Great movies, Krubrick said in an interview after his 1968 2001: A SPACE ODYSSEY  was released and was marvelously baffling to this cinephile, should be seen more than once. I’ve revisited Error Morrow’s 1998 THIN BLUE LINE  innumerable times and grab every chance to see THE CENTRAL PARK 5  by Ken Burns and Sarah Burns, again and again. OFF THE RAILS generates visceral sensations when this reviewer merely recalls a scene or a passage, beckoning him to see the film again. The count right now is twice by a Vimeo screener for reviewers and once on the big screen. One of the official trailer’s for OFF THE RAILS had been seen more than one million times before the film open at NYC DOC.

Darius has commandeered MTA busses and subway trains as if he was a licensed operator – sometimes in uniform and carrying the characteristic tools of a subway engineer – and in that stealth mode convinced MTA employees and supervisors that he was a true blue member of their agency. His knowledge of transportation is remarkable. But it all got him into a world of trouble, nevertheless.


Those with Asperger’s Syndrome can be just as smart or smarter than everyday people without the mental illness. They tend to have an obsessive focus and perform the same behaviors again and again, according to the medical website, WebMD. In 2013, the newest edition of the mental health industry bible for mental illness, The Diagnostic and Statistical Manual of Mental Disorders known as the DSM-5, identified Asperger’s syndrome as part of a broader category called autism spectrum disorder, a “high-functioning” type of ASD. This means the symptoms are less severe than other kinds of autism spectrum disorders.

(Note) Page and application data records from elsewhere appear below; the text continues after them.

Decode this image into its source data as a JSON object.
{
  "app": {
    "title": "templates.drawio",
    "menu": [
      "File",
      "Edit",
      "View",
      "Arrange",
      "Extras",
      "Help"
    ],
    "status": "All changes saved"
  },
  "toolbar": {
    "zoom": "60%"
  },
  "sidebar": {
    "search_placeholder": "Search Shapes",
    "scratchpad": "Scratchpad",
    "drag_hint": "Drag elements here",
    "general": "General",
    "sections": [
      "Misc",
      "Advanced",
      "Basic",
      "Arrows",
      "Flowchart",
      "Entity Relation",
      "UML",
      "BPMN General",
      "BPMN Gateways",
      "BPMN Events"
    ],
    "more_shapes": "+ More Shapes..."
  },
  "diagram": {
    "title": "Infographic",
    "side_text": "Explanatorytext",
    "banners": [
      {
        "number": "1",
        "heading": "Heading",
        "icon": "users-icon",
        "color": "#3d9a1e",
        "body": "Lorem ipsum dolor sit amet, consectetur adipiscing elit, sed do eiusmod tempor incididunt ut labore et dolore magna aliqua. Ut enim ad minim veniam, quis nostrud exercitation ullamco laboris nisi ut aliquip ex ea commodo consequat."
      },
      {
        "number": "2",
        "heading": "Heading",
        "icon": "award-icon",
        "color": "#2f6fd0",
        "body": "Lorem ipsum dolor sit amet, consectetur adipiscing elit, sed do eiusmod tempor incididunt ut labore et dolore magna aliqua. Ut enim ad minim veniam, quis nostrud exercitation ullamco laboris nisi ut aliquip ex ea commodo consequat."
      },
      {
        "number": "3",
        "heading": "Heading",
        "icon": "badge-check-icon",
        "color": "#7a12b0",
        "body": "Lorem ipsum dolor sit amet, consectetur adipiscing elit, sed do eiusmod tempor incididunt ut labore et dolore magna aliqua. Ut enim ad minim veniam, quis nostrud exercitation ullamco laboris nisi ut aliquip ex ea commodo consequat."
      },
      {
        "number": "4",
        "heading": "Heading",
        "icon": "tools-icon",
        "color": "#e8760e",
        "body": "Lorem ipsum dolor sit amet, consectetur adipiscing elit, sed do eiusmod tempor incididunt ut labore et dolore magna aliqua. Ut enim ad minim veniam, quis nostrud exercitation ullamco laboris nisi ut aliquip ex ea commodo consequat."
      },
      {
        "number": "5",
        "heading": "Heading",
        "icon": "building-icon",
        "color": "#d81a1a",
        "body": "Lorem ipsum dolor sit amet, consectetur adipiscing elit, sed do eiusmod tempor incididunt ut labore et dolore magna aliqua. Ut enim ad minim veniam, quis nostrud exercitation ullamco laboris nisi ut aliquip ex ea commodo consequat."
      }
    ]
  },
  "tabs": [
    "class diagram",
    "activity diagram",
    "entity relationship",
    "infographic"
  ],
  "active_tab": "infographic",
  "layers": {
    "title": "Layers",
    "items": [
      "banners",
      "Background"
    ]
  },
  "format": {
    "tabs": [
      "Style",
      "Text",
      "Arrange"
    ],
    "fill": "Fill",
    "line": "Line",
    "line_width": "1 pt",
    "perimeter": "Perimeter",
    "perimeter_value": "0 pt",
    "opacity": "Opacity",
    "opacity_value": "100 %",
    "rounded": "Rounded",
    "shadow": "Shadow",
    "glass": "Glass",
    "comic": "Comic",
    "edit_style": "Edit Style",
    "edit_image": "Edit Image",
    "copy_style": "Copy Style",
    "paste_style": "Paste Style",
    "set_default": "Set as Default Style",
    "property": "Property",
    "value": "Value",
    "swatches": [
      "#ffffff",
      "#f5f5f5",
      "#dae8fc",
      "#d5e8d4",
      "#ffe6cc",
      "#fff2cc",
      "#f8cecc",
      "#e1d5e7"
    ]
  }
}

With his arrests as a youth and teenager, Darius was portrayed notoriously over the years in news stories as a kook or just weird. Good journalism is centered on the pursuit of truth, sometimes known as journalistic truth, through the best facts available but never capturing the total reality but providing a good composite. The news stories about Darius were essentially accurate about the WHO, WHAT, WHEN and WHERE. Reporters used those facts to spin or sensationalize their particular stories about this weird black kid who just couldn’t stop stealing trains and buses for joyrides.

But the WHY of the Five Ws and the H was completely ignored. Irving’s bravura story telling takes the pursuit of truth to a level that no respectable news organization, including the New York Times, which first reported his Asperger’s Syndrome curse, can go or could have gone when Darius’ arrests lead the 6 o’clock evening news. This isn’t a journalistic effort by someone who wanted to make a preachy advocacy movie to make audiences feel sorry for Darius, who is trapped in a hell that the film director makes possible for an audience to see and understand. Irving’s film showcases the power of art where journalism can’t go.


Neverless it has journalistic features, such as interviews. Irving’s interviews of people are as meticulous and as meticulously portrayed as the never ending stream of sumptuous scenes and sequences that beckon to be seen again. Ninety-eight percent of the cinematography he did.

“Unforgiving authorities have damned him (Darius) to the revolving door of the criminal justice system,” according to a publicity blurb. But Irving, with his masterpiece provides an incredible clarification. Even if the “authorities” wanted to help they couldn’t. Why? Ya’ gotta see this movie.

There is, however, one splenetic judge in a courtroom scene I wanted to boo. Audiences who see this film will be primed to see it again and again.


Gregg Morris can be reached at